February 18 2008 post: That onions are good for us is nothing new. If you have high glucose, a cold, a cough, high cholesterol, heart disease, asthma, high blood pressure or are at risk of developing certain types of cancer (colon, ovarian, prostate and so forth), etc., incorporate onions into your diet. Onions are good for us, period.
But the real reason I am writing this post is as follows: a recent Ralph Moss report, titled (hehe) “Read it and weep” (see: http://tinyurl.com/ytc2mp), contains some interesting titbits about onions. In recent years, he tells us, sweet onion varieties have been becoming more popular in U.S. supermarkets, mainly because they are less expensive than the red, yellow and white varieties, but also because they don’t make you weep all over the place when you cut them.
But are these blander varieties as healthful as their more pungent cousins? Not by a long shot. A group of Cornell scientists, Moss writes, compared the “phenolic and flavonoid content of 10 varieties of onion.” Shallots made the top of the list, followed by yellow and red onions (varieties grown in the U.S., but I presume or hope the same would be true of European varieties…?). And so on. You can see the list on Moss’ website, and you can also read the Cornell University news release here: http://tinyurl.com/yptld2.
The Cornell researchers tested all the onion varieties with cancer cells (for details, see the above-mentioned news release). Upshot: shallots and yellow and red onions had the strongest anti-cancer effects.
If you have a hard time peeling onions, the World’s Healthiest Foods website suggests chilling them for about an hour before using. That is a better method than peeling them under running water, which may wash away some of the healthful compounds, thus defeating the purpose.

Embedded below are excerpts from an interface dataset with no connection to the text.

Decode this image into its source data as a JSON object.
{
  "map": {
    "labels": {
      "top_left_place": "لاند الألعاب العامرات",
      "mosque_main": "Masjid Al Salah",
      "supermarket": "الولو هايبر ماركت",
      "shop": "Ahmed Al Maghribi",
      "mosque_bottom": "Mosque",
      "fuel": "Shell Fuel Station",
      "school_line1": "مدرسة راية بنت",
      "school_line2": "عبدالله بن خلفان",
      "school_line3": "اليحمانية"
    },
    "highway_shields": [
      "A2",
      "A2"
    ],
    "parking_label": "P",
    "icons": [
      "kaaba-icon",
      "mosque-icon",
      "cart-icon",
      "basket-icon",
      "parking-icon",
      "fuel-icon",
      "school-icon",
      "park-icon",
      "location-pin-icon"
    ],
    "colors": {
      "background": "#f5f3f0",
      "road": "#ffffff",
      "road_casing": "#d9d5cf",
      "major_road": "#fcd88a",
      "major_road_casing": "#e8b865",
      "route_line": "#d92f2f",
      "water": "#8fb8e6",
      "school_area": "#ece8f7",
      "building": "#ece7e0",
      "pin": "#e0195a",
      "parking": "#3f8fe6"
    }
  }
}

Seriously, now, my final point is: forget about sweet or white onions, but buy or grow shallots or yellow or red onions. The bitterer, the better!